The largest magnetic fields in galaxy clusters have been revealed for the first time

By Alex Lazarian, Yue Hu, and Ka Wai Ho

Galaxy clusters, immense assemblies of galaxies, gas, and elusive dark matter, form the cornerstone of our Universe’s grandest structure — the cosmic web. These clusters are not just gravitational anchors, but dynamic realms profoundly influenced by magnetism. The magnetic fields within these clusters are pivotal, shaping the evolution of these cosmic giants. They orchestrate the flow of matter and energy, directing accretion and thermal flows, and are vital in accelerating and confining high-energy charged particles/cosmic rays.

However, mapping the magnetic fields on the scale of galaxy clusters posed a formidable challenge. The vast distances and complex interactions with magnetized and turbulent plasmas diminish the polarization signal, a traditionally used informant of magnetic fields. Here, the groundbreaking technique — synchrotron intensity gradients (SIG) — developed by a team of UW–Madison astronomers and physicists led by astronomy professor Alexandre Lazarian, marks a turning point. They shifted the focus from polarization to the spatial variations in synchrotron intensity. This innovative approach peels back layers of cosmic mystery, offering a new way to observe and comprehend the all-important magnetic tapestry on scale of millions of light years.

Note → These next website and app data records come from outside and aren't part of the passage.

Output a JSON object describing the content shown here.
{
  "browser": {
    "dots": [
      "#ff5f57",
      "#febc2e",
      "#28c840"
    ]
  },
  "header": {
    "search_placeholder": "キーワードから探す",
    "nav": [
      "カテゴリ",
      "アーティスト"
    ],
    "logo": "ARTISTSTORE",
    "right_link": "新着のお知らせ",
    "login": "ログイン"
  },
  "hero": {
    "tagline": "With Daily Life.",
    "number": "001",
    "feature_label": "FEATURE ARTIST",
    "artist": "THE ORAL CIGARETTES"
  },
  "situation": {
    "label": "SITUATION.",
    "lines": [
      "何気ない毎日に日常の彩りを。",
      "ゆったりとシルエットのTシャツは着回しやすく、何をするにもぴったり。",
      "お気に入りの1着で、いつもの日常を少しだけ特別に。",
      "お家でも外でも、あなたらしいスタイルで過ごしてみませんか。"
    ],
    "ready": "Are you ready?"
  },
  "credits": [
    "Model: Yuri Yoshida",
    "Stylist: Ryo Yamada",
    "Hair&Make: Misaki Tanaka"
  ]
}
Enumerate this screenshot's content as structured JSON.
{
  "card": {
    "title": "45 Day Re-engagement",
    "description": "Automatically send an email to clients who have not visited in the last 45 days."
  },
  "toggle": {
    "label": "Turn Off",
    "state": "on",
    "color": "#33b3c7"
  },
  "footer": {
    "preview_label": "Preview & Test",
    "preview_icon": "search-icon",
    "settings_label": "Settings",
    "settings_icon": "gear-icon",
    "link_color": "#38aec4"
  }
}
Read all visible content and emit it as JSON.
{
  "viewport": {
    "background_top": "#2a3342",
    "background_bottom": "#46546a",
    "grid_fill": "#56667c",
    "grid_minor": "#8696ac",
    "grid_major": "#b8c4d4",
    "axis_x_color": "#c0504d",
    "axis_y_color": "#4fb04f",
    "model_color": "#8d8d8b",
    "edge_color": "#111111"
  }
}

A landmark study published in Nature Communications has employed the SIG technique to unveil the enigmatic magnetic fields within five colossal galaxy clusters, including the monumental El Gordo cluster, observed with the Very Large Array (VLA) and MeerKAT telescope. This colossal cluster, formed 6.5 billion years ago, represents a significant portion of cosmic history, dating back to nearly half the current age of the universe. The findings in El Gordo, characterized by the largest magnetic fields observed, provide crucial insights into the structure and evolution of galaxy clusters.

a 3-panel picture. The left half is a blue swirly image titled "El Gordo galaxy cluster" and labeled "radius: 6M light years." A tiny square inset of this left picture is enlarged in the top right, titled "fishhook galaxy", which is a hook-shaped orange swirl of gas-like substance. the bottom right panel is the Milky Way for comparison, with a radius of 52,850 light years
Left: Image of the El Gordo cluster observed Chandra X-ray Observatory and ground-based optical telescopes (credits: NASA/ESA/CSA). Magnetic field visualized by streamlines are superimposed on the image. Right: images of the Fishhook galaxy (top) and Milky Way (bottom).

The research is a fruitful collaboration between the UW–Madison team and their Italian colleagues, including Gianfranco Brunetti, Annalisa Bonafede, and Chiara Stuardi from the Instituto do Radioastronomia (Bologna, Italy) and the University of Bologna. Brunetti, a renowned expert in the high-energy physics of galaxy clusters, is enthusiastic about the potential that the SIG technique holds for exploring magnetic field structures on even larger scales, such as the Megahalos recently discovered by him and his colleagues.

Echoing this excitement is the study’s lead researcher, physics graduate student Yue Hu.

“This research marks a significant milestone in astrophysics,” Hu says. “Utilizing the SIG method, we’ve observed and begun to comprehend the nature of magnetic fields in galaxy clusters for the first time. This breakthrough heralds new possibilities in our quest to unravel the mysteries of the universe.”

This study lays the groundwork for future explorations. With the SIG method’s proven effectiveness, scientists are optimistic about its application to even larger cosmic structures that have been detected recently with the Square Kilometre Array (SKA), promising deeper insights into the mysteries of the Universe magnetism and its effects on the evolution of the Universe Large Scale Structure.